___ EXERCISE DATA ___
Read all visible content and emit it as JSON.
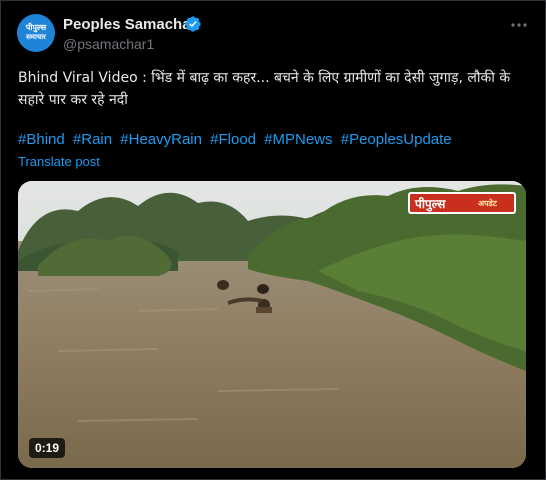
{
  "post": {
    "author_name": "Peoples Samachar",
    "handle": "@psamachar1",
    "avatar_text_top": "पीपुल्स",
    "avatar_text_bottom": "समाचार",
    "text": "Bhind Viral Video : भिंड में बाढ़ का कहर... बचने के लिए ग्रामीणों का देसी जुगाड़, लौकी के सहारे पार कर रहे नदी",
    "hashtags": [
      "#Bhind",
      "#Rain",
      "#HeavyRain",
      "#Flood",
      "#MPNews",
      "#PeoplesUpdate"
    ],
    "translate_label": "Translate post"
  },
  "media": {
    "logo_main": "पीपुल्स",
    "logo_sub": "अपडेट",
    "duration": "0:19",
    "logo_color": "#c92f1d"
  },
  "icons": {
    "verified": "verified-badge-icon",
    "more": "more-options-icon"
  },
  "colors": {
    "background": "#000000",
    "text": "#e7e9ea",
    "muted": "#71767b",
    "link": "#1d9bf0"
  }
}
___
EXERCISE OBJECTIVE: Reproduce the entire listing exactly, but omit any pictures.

EXPECTED ANSWER:
Read all visible content and emit it as JSON.
{
  "post": {
    "author_name": "Peoples Samachar",
    "handle": "@psamachar1",
    "avatar_text_top": "पीपुल्स",
    "avatar_text_bottom": "समाचार",
    "text": "Bhind Viral Video : भिंड में बाढ़ का कहर... बचने के लिए ग्रामीणों का देसी जुगाड़, लौकी के सहारे पार कर रहे नदी",
    "hashtags": [
      "#Bhind",
      "#Rain",
      "#HeavyRain",
      "#Flood",
      "#MPNews",
      "#PeoplesUpdate"
    ],
    "translate_label": "Translate post"
  },
  "media": {
    "logo_main": "पीपुल्स",
    "logo_sub": "अपडेट",
    "duration": "0:19",
    "logo_color": "#c92f1d"
  },
  "icons": {
    "verified": "verified-badge-icon",
    "more": "more-options-icon"
  },
  "colors": {
    "background": "#000000",
    "text": "#e7e9ea",
    "muted": "#71767b",
    "link": "#1d9bf0"
  }
}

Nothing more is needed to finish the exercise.